» **Problem details**:
Pick the lines holding the string "true" out of the records and copy them.

» **Task input**:
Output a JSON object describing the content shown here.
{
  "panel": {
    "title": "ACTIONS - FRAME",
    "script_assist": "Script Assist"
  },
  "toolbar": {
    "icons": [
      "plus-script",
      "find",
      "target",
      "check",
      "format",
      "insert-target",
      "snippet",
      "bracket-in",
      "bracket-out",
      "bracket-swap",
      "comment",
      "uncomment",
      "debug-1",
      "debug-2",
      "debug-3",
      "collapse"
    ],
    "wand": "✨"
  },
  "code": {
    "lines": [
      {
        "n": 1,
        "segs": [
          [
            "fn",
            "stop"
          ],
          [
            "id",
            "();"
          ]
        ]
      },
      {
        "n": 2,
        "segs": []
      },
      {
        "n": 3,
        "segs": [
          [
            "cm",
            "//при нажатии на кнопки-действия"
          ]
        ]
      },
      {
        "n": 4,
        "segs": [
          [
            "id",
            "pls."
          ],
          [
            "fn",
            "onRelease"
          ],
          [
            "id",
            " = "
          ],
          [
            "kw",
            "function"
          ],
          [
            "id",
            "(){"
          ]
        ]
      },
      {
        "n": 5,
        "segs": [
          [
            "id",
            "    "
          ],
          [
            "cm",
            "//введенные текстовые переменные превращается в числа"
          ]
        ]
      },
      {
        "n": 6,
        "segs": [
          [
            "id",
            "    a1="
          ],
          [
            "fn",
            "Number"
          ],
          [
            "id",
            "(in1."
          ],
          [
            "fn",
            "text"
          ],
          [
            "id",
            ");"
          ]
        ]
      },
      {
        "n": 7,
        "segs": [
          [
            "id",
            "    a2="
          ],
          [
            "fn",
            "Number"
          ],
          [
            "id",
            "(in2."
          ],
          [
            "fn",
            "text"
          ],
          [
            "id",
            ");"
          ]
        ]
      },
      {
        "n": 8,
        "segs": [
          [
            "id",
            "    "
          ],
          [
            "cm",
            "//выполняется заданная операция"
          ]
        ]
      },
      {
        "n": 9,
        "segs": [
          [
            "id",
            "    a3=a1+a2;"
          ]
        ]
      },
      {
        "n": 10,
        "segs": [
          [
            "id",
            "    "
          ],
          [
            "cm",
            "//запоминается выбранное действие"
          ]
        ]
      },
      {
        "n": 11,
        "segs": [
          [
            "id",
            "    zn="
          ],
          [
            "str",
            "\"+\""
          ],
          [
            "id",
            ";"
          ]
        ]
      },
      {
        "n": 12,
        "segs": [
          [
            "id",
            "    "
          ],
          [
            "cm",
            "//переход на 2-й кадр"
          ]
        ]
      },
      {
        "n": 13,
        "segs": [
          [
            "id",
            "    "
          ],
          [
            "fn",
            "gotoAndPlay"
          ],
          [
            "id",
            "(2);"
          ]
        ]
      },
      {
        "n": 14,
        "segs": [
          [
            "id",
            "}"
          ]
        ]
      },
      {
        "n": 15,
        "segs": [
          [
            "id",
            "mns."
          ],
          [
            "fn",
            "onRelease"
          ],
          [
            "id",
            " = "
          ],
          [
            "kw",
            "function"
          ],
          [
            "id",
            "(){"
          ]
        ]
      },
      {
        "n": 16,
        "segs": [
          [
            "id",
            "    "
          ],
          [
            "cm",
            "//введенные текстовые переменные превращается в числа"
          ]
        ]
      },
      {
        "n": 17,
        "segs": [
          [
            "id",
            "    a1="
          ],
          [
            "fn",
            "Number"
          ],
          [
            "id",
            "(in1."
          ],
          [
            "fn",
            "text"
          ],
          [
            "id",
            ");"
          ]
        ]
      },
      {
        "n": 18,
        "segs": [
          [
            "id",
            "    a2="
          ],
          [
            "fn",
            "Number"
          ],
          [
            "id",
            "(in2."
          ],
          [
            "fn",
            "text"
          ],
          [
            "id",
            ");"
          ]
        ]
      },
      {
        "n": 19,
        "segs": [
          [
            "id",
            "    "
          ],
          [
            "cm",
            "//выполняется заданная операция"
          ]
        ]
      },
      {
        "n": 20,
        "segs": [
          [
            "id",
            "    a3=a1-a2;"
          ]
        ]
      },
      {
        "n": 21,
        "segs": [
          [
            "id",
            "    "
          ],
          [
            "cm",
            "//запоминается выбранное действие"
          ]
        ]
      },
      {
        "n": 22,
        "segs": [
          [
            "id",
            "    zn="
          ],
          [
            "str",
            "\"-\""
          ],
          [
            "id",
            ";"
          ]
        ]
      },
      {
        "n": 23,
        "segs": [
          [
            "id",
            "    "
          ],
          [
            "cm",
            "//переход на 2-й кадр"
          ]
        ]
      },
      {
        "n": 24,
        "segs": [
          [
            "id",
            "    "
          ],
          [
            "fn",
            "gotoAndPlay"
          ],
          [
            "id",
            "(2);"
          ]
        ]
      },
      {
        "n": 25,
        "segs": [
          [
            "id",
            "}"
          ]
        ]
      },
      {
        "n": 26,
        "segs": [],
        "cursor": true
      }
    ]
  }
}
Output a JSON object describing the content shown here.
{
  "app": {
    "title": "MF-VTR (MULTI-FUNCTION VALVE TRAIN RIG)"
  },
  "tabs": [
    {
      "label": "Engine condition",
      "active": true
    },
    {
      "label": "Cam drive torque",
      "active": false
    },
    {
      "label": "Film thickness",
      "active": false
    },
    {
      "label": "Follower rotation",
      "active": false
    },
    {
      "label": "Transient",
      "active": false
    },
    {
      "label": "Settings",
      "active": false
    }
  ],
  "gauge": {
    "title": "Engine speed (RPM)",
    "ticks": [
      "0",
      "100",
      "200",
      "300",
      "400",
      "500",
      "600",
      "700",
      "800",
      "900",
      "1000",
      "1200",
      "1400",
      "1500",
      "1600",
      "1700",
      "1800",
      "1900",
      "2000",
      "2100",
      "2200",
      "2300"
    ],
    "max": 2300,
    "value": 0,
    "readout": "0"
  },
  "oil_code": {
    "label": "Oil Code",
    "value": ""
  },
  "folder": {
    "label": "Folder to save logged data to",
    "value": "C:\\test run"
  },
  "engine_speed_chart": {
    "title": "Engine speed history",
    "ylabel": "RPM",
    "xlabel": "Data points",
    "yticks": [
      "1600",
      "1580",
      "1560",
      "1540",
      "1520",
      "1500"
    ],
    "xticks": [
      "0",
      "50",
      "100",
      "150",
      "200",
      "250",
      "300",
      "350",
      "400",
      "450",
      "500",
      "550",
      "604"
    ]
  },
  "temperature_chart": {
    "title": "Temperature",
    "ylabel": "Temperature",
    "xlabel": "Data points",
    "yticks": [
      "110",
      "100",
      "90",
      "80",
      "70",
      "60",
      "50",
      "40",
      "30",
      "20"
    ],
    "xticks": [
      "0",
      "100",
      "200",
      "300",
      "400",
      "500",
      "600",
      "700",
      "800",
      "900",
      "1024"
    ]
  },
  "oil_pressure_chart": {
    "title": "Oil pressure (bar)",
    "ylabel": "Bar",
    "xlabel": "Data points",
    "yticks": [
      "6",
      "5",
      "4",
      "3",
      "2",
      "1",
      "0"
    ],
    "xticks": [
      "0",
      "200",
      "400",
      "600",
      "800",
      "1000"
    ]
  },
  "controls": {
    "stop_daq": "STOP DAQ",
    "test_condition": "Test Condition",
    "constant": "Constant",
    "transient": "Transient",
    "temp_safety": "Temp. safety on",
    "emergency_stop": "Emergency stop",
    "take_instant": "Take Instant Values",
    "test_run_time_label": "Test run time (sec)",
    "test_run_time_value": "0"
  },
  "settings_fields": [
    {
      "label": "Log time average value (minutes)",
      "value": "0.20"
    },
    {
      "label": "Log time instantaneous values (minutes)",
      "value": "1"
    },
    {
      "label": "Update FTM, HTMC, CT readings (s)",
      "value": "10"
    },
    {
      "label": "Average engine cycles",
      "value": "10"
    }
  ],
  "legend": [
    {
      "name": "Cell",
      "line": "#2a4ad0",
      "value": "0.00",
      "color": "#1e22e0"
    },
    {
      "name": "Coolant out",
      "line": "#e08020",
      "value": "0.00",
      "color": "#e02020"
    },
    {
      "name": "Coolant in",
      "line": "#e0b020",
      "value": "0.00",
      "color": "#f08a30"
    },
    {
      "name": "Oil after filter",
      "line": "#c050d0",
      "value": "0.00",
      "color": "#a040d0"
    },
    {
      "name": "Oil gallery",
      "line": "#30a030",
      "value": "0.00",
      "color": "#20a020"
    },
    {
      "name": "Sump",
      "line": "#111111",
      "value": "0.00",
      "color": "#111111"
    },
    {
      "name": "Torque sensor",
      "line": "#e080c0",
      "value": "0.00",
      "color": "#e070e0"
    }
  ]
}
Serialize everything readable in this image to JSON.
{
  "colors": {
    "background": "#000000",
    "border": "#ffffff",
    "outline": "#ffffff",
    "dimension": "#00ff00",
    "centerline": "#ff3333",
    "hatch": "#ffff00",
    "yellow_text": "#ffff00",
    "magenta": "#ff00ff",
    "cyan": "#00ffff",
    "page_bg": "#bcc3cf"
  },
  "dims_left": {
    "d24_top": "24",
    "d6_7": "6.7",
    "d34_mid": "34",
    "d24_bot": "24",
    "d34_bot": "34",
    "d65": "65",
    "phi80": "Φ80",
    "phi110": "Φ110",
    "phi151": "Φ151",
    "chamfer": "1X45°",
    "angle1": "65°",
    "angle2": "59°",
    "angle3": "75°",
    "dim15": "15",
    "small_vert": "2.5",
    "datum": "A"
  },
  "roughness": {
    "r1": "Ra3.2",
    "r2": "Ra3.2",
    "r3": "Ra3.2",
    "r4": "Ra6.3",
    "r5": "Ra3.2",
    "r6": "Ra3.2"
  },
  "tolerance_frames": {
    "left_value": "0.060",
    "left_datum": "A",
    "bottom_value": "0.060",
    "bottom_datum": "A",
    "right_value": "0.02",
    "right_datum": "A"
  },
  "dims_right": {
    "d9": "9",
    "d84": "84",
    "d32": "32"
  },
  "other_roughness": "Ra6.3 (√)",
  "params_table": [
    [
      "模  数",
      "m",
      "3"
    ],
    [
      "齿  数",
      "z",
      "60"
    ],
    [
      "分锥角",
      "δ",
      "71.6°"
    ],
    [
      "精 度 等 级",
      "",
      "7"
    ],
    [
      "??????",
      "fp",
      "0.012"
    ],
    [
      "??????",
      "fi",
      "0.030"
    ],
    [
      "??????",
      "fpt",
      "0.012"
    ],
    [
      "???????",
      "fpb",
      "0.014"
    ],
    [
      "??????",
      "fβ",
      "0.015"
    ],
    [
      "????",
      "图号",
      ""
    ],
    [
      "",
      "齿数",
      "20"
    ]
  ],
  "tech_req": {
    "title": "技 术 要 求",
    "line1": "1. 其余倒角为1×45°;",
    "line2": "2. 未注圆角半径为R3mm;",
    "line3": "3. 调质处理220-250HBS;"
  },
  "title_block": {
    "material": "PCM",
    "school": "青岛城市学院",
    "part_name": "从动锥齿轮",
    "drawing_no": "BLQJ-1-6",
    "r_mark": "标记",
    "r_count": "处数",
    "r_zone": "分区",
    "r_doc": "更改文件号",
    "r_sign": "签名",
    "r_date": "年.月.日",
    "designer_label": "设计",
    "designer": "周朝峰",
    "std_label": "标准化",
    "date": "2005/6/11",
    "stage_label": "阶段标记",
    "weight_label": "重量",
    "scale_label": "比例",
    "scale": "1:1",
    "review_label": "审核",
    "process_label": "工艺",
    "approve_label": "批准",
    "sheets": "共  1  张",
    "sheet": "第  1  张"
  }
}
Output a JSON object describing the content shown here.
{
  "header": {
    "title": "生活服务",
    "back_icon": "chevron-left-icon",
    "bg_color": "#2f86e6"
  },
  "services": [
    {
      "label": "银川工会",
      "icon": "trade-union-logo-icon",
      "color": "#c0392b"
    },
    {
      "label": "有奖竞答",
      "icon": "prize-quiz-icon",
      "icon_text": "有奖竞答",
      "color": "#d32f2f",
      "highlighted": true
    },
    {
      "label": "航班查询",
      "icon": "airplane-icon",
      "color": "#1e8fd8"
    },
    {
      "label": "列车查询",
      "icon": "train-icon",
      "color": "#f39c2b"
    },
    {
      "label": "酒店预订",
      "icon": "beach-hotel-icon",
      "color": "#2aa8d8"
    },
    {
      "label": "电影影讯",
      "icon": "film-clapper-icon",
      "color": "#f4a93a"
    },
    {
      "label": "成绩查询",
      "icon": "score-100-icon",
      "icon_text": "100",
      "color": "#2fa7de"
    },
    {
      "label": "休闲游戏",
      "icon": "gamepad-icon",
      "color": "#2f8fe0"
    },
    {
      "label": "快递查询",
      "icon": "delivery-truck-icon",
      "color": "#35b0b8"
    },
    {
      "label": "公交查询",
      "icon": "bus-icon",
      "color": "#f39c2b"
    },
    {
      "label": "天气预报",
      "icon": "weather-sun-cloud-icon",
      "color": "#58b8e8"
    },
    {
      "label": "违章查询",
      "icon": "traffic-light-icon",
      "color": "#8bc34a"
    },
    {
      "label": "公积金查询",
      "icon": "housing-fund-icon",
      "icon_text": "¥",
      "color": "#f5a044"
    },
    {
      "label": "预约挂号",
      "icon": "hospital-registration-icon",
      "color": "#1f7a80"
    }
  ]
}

» **Written response**:
        "cursor": true
      "active": true
      "highlighted": true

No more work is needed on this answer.